▶ Goal of the exercise: Should an entry include a picture, omit the picture and still repeat everything else exactly.

▶ Extracted entries:
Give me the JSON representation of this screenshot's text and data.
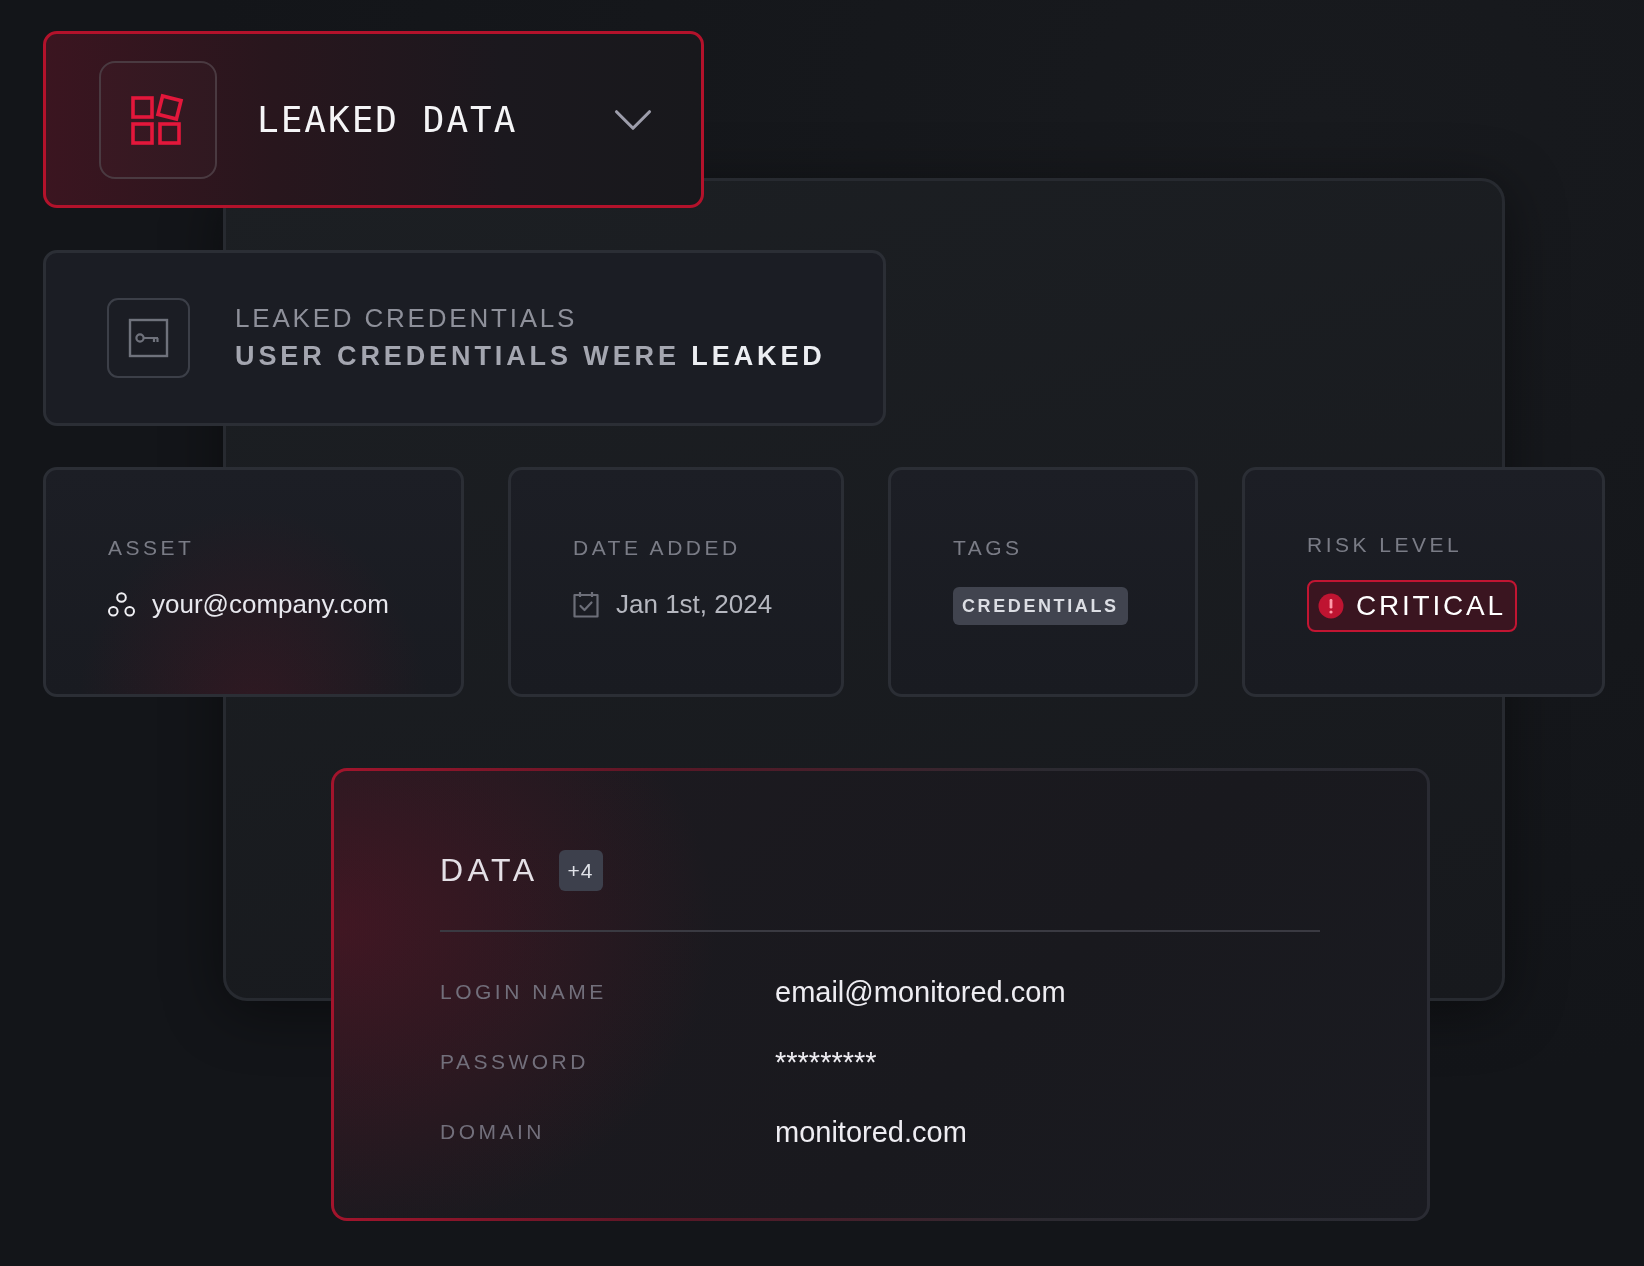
{
  "dropdown": {
    "title": "LEAKED DATA"
  },
  "alert": {
    "label": "LEAKED CREDENTIALS",
    "message": "USER CREDENTIALS WERE **LEAKED**"
  },
  "details": [
    {
      "kind": "asset",
      "label": "ASSET",
      "value": "your@company.com"
    },
    {
      "kind": "date",
      "label": "DATE ADDED",
      "value": "Jan 1st, 2024"
    },
    {
      "kind": "tags",
      "label": "TAGS",
      "tags": [
        "CREDENTIALS"
      ]
    },
    {
      "kind": "risk",
      "label": "RISK LEVEL",
      "value": "CRITICAL"
    }
  ],
  "data": {
    "title": "DATA",
    "count": "+4",
    "fields": [
      {
        "label": "LOGIN NAME",
        "value": "email@monitored.com"
      },
      {
        "label": "PASSWORD",
        "value": "*********"
      },
      {
        "label": "DOMAIN",
        "value": "monitored.com"
      }
    ]
  }
}
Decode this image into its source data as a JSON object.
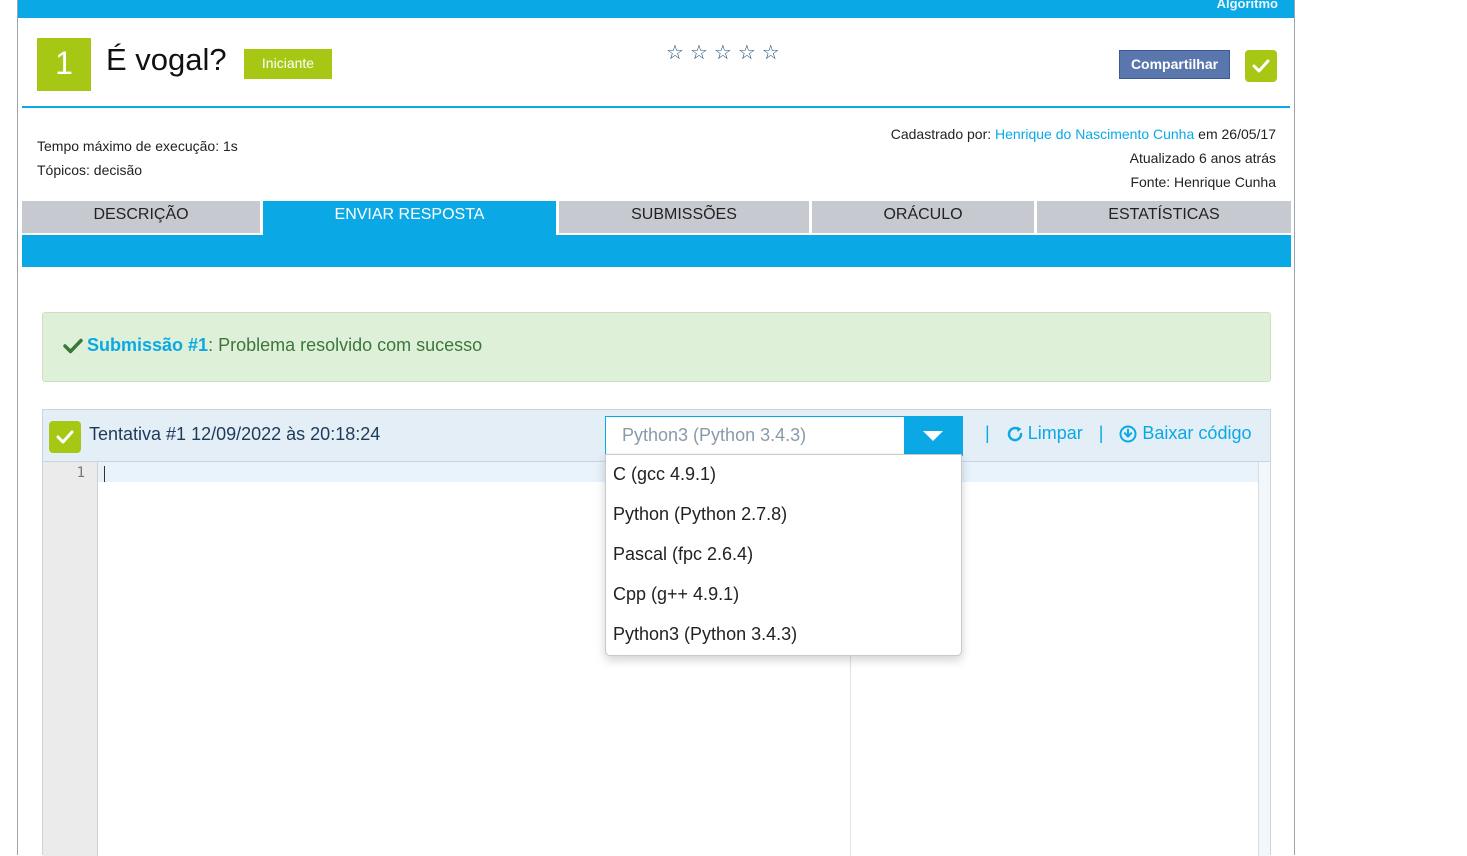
{
  "topbar": {
    "label": "Algoritmo"
  },
  "problem": {
    "number": "1",
    "title": "É vogal?",
    "level": "Iniciante",
    "stars": [
      "☆",
      "☆",
      "☆",
      "☆",
      "☆"
    ],
    "share_label": "Compartilhar"
  },
  "meta": {
    "time_limit": "Tempo máximo de execução: 1s",
    "topics": "Tópicos: decisão",
    "registered_prefix": "Cadastrado por: ",
    "registered_by": "Henrique do Nascimento Cunha",
    "registered_suffix": " em 26/05/17",
    "updated": "Atualizado 6 anos atrás",
    "source": "Fonte: Henrique Cunha"
  },
  "tabs": [
    {
      "label": "DESCRIÇÃO"
    },
    {
      "label": "ENVIAR RESPOSTA"
    },
    {
      "label": "SUBMISSÕES"
    },
    {
      "label": "ORÁCULO"
    },
    {
      "label": "ESTATÍSTICAS"
    }
  ],
  "alert": {
    "link_text": "Submissão #1",
    "message": ": Problema resolvido com sucesso"
  },
  "editor": {
    "attempt": "Tentativa #1 12/09/2022 às 20:18:24",
    "selected_language": "Python3 (Python 3.4.3)",
    "clear_label": "Limpar",
    "download_label": "Baixar código",
    "line_number": "1"
  },
  "language_options": [
    "C (gcc 4.9.1)",
    "Python (Python 2.7.8)",
    "Pascal (fpc 2.6.4)",
    "Cpp (g++ 4.9.1)",
    "Python3 (Python 3.4.3)"
  ],
  "colors": {
    "accent_blue": "#0aa9e6",
    "lime": "#a6c814",
    "facebook_blue": "#5a77ad",
    "success_bg": "#dff0d8",
    "success_text": "#3c763d"
  }
}
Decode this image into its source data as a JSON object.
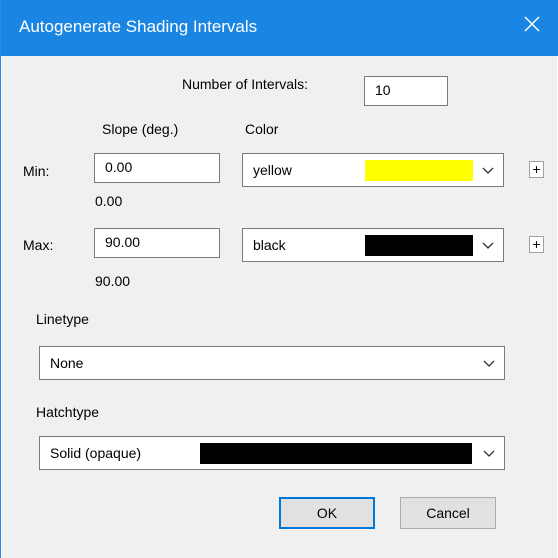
{
  "window": {
    "title": "Autogenerate Shading Intervals"
  },
  "intervals": {
    "label": "Number of Intervals:",
    "value": "10"
  },
  "columns": {
    "slope": "Slope (deg.)",
    "color": "Color"
  },
  "min": {
    "label": "Min:",
    "slope_value": "0.00",
    "slope_display": "0.00",
    "color_name": "yellow",
    "color_hex": "#ffff00"
  },
  "max": {
    "label": "Max:",
    "slope_value": "90.00",
    "slope_display": "90.00",
    "color_name": "black",
    "color_hex": "#000000"
  },
  "linetype": {
    "label": "Linetype",
    "value": "None"
  },
  "hatchtype": {
    "label": "Hatchtype",
    "value": "Solid (opaque)",
    "color_hex": "#000000"
  },
  "buttons": {
    "ok": "OK",
    "cancel": "Cancel",
    "plus": "+"
  },
  "colors": {
    "titlebar": "#1a85e3",
    "dialog_bg": "#f0f0f0",
    "accent": "#0078d7"
  }
}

▶ Exercise result:
Give me the JSON representation of this screenshot's text and data.
{
  "dropdown": {
    "title": "LEAKED DATA"
  },
  "alert": {
    "label": "LEAKED CREDENTIALS",
    "message": "USER CREDENTIALS WERE **LEAKED**"
  },
  "details": [
    {
      "kind": "asset",
      "label": "ASSET",
      "value": "your@company.com"
    },
    {
      "kind": "date",
      "label": "DATE ADDED",
      "value": "Jan 1st, 2024"
    },
    {
      "kind": "tags",
      "label": "TAGS",
      "tags": [
        "CREDENTIALS"
      ]
    },
    {
      "kind": "risk",
      "label": "RISK LEVEL",
      "value": "CRITICAL"
    }
  ],
  "data": {
    "title": "DATA",
    "count": "+4",
    "fields": [
      {
        "label": "LOGIN NAME",
        "value": "email@monitored.com"
      },
      {
        "label": "PASSWORD",
        "value": "*********"
      },
      {
        "label": "DOMAIN",
        "value": "monitored.com"
      }
    ]
  }
}
Decode this image into its source data as a JSON object.
{
  "topbar": {
    "label": "Algoritmo"
  },
  "problem": {
    "number": "1",
    "title": "É vogal?",
    "level": "Iniciante",
    "stars": [
      "☆",
      "☆",
      "☆",
      "☆",
      "☆"
    ],
    "share_label": "Compartilhar"
  },
  "meta": {
    "time_limit": "Tempo máximo de execução: 1s",
    "topics": "Tópicos: decisão",
    "registered_prefix": "Cadastrado por: ",
    "registered_by": "Henrique do Nascimento Cunha",
    "registered_suffix": " em 26/05/17",
    "updated": "Atualizado 6 anos atrás",
    "source": "Fonte: Henrique Cunha"
  },
  "tabs": [
    {
      "label": "DESCRIÇÃO"
    },
    {
      "label": "ENVIAR RESPOSTA"
    },
    {
      "label": "SUBMISSÕES"
    },
    {
      "label": "ORÁCULO"
    },
    {
      "label": "ESTATÍSTICAS"
    }
  ],
  "alert": {
    "link_text": "Submissão #1",
    "message": ": Problema resolvido com sucesso"
  },
  "editor": {
    "attempt": "Tentativa #1 12/09/2022 às 20:18:24",
    "selected_language": "Python3 (Python 3.4.3)",
    "clear_label": "Limpar",
    "download_label": "Baixar código",
    "line_number": "1"
  },
  "language_options": [
    "C (gcc 4.9.1)",
    "Python (Python 2.7.8)",
    "Pascal (fpc 2.6.4)",
    "Cpp (g++ 4.9.1)",
    "Python3 (Python 3.4.3)"
  ],
  "colors": {
    "accent_blue": "#0aa9e6",
    "lime": "#a6c814",
    "facebook_blue": "#5a77ad",
    "success_bg": "#dff0d8",
    "success_text": "#3c763d"
  }
}
Decode this image into its source data as a JSON object.
{
  "window": {
    "title": "Autogenerate Shading Intervals"
  },
  "intervals": {
    "label": "Number of Intervals:",
    "value": "10"
  },
  "columns": {
    "slope": "Slope (deg.)",
    "color": "Color"
  },
  "min": {
    "label": "Min:",
    "slope_value": "0.00",
    "slope_display": "0.00",
    "color_name": "yellow",
    "color_hex": "#ffff00"
  },
  "max": {
    "label": "Max:",
    "slope_value": "90.00",
    "slope_display": "90.00",
    "color_name": "black",
    "color_hex": "#000000"
  },
  "linetype": {
    "label": "Linetype",
    "value": "None"
  },
  "hatchtype": {
    "label": "Hatchtype",
    "value": "Solid (opaque)",
    "color_hex": "#000000"
  },
  "buttons": {
    "ok": "OK",
    "cancel": "Cancel",
    "plus": "+"
  },
  "colors": {
    "titlebar": "#1a85e3",
    "dialog_bg": "#f0f0f0",
    "accent": "#0078d7"
  }
}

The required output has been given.